April 8, 2012

Am I the only one who kept forgetting that Long John Silver’s nickname earlier in the book was Barbecue. I had completely forgotten until late in the book when Merry made his power play to the usurp the title of Pirate Captain from Long John.

I don’t know about you, but about the only less awe-inspiring name for a pirate than Barbecue I could think of would probably be Merry. (Ahoy, matey’s it be Merry, the happiest, joy-lovin’ pirate on these seven seas. Give us yer money or we be making you smile until ye frown*!)

[*Is it just me or have I gotten really good at writing in pirate?]

So, I guess two things are not surprising:

1.) The pirate gang stuck with Barbecue.
2.) Barbecue goes by Long John Silver.

But I think my favorite part of the book came at the very convenient elision that occurred at the end of the book. I was finding a bit hard to believe that they were going to wrap everything up in 5 pages when they had hardly left the island and they still had a long voyage home ahead.

But then tricky, Robert Louis Stevenson played the ol’ “Well, to make a long story short…” Now, I am sure some people would feel a bit cheated of the further high seas adventures of Jim, Barbecue (sorry, you lose your pirate booty you go back to being Barbecue), the Squire, Captain Smollet and Doctor Livesey, but I on the other hand could only ask myself why this device wasn’t used more frequently. Such as:

  • I got into the coracle and, well, to make a long story short, I ended up in the pirate camp.

or

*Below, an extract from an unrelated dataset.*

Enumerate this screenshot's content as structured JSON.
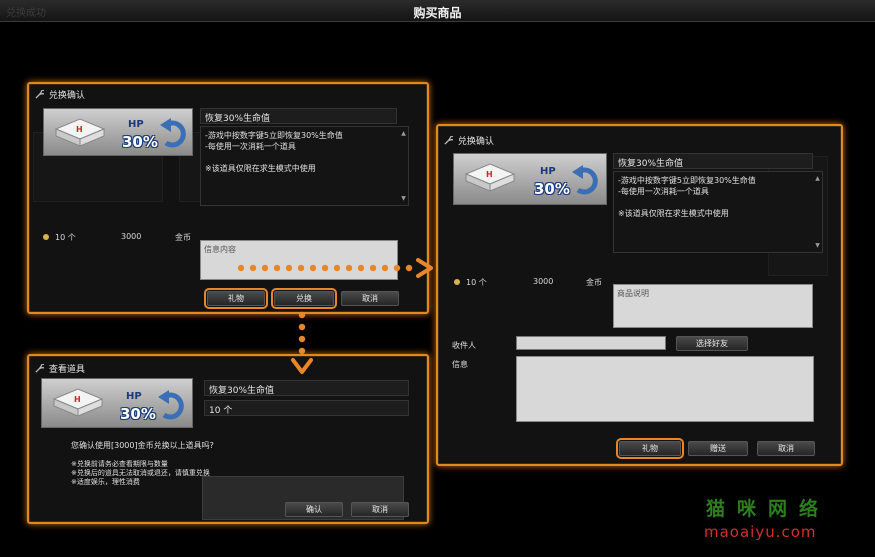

  • The Squire, Dr. Livesey, Captain Smollet, this quirky one-legged cook name “Long” Jon “Barbecue” Silver all boarded the boat, Hispaniola, and, well, to make a long story short got briefly stranded on a deserted island where we found some treasure and a few power struggles, and–whew!–made it back home. (Oh yeah, and Barbecue was a pirate!)

But those are just two suggestions. In any case, to make a long story short, I am finished with the book. Bring on your next choice. I feel like I’ve set the bar pretty low here, so no pressure on the pick.

Justin